Access to accurate, complete information—what Mr. Obama referred to as “unprecedented verification”—was supposed to be the “baseline” against which Iran’s future activities would be measured. Any calculation of Iran’s breakout time to build a nuclear weapon would be calculated from where it was starting. Unfortunately, we have no accurate baseline from which to gauge future developments.
However desperate the administration is for a foreign policy “success,” this is no time to encourage further misbehavior.
Compliance with IAEA inspections was also the basis upon which the United States would release frozen Iranian funds. Yet in its first test of compliance with the non-treaty’s obligations, Iran has breached it completely.
When they announced their support for an admittedly flawed deal, two New York-area senators said they were confident sanctions could be re-imposed if Iran violated the terms of the agreement.
We should be “imposing clear consequences for incremental violations,” said Senator Cory Booker. “There can be no room for interpretation when it comes to holding Iran accountable for even the smallest violations. The U.S. must make consequences for Iranian transgressions clear and measurable in public statements of policy, and pursue those consequences relentlessly when warranted.”
Similarly, New York’s junior senator, Kristen Gillibrand, explained her vote in support of the “imperfect” Iran deal by stating, “this deal will provide international nuclear inspectors with access that they otherwise would not have had — and never will have if we reject this agreement.”
Equally disturbing, the administration now appears never to have meant what it said about verification—the very basis upon which many wavering lawmakers based their yes votes. In fact, admitted one senior official to The Wall Street Journal, “We had not expected a full confession, nor did we need one.”
This is absolutely unacceptable behavior—by the Iranians and by our own State Department. However desperate the administration might be to point to a foreign policy “success,” this is no time to encourage further misbehavior with unfrozen funds.
Iran has dramatically failed it first test of compliance with the deal.
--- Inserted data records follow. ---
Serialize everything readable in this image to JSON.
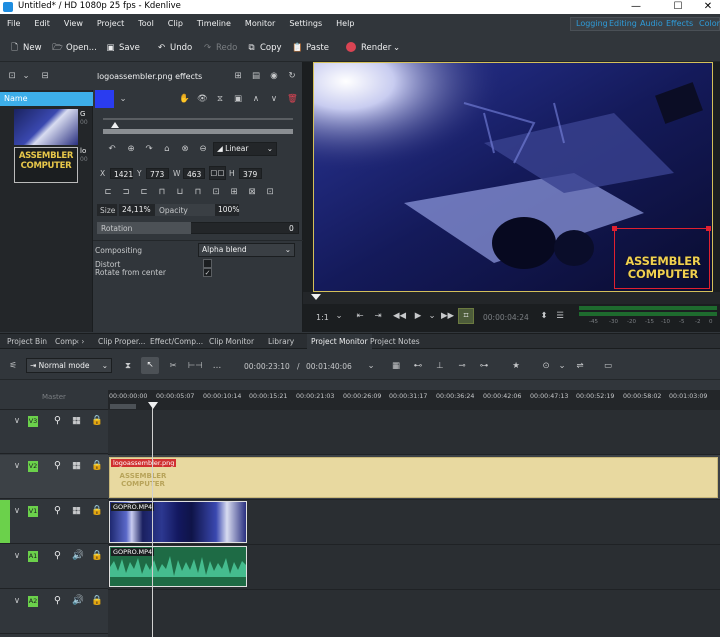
{
  "window": {
    "title": "Untitled* / HD 1080p 25 fps - Kdenlive"
  },
  "menubar": {
    "items": [
      "File",
      "Edit",
      "View",
      "Project",
      "Tool",
      "Clip",
      "Timeline",
      "Monitor",
      "Settings",
      "Help"
    ],
    "workspaces": [
      "Logging",
      "Editing",
      "Audio",
      "Effects",
      "Color"
    ]
  },
  "toolbar": {
    "new": "New",
    "open": "Open...",
    "save": "Save",
    "undo": "Undo",
    "redo": "Redo",
    "copy": "Copy",
    "paste": "Paste",
    "render": "Render"
  },
  "bin": {
    "column": "Name",
    "items": [
      {
        "name_fragment": "G",
        "sub": "00"
      },
      {
        "name_fragment": "lo",
        "sub": "00"
      }
    ]
  },
  "effects": {
    "title": "logoassembler.png effects",
    "keyframe_interp": "Linear",
    "x_label": "X",
    "x": "1421",
    "y_label": "Y",
    "y": "773",
    "w_label": "W",
    "w": "463",
    "h_label": "H",
    "h": "379",
    "size_label": "Size",
    "size": "24,11%",
    "opacity_label": "Opacity",
    "opacity": "100%",
    "rotation_label": "Rotation",
    "rotation": "0",
    "compositing_label": "Compositing",
    "compositing": "Alpha blend",
    "distort_label": "Distort",
    "rotate_center_label": "Rotate from center"
  },
  "monitor": {
    "zoom": "1:1",
    "timecode": "00:00:04:24",
    "overlay_line1": "ASSEMBLER",
    "overlay_line2": "COMPUTER",
    "db_scale": [
      "-45",
      "-30",
      "-20",
      "-15",
      "-10",
      "-5",
      "-2",
      "0"
    ]
  },
  "tabs": [
    "Project Bin",
    "Comp",
    "Clip Proper...",
    "Effect/Comp...",
    "Clip Monitor",
    "Library",
    "Project Monitor",
    "Project Notes"
  ],
  "timeline": {
    "mode": "Normal mode",
    "position": "00:00:23:10",
    "duration": "00:01:40:06",
    "header": "Master",
    "ruler": [
      "00:00:00:00",
      "00:00:05:07",
      "00:00:10:14",
      "00:00:15:21",
      "00:00:21:03",
      "00:00:26:09",
      "00:00:31:17",
      "00:00:36:24",
      "00:00:42:06",
      "00:00:47:13",
      "00:00:52:19",
      "00:00:58:02",
      "00:01:03:09"
    ],
    "tracks": [
      {
        "name": "V3"
      },
      {
        "name": "V2"
      },
      {
        "name": "V1"
      },
      {
        "name": "A1"
      },
      {
        "name": "A2"
      }
    ],
    "clips": {
      "logo": "logoassembler.png",
      "video": "GOPRO.MP4",
      "audio": "GOPRO.MP4"
    }
  },
  "colors": {
    "accent": "#3daee9",
    "track_label": "#6bd14b",
    "logo_clip": "#e8d9a0",
    "video_clip": "#2d3a80",
    "audio_clip": "#1e6b45",
    "render": "#da4453"
  }
}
It is now time for Senators Booker and Gillibrand—and other responsible senators—to stop the release of frozen funds to the Iranians.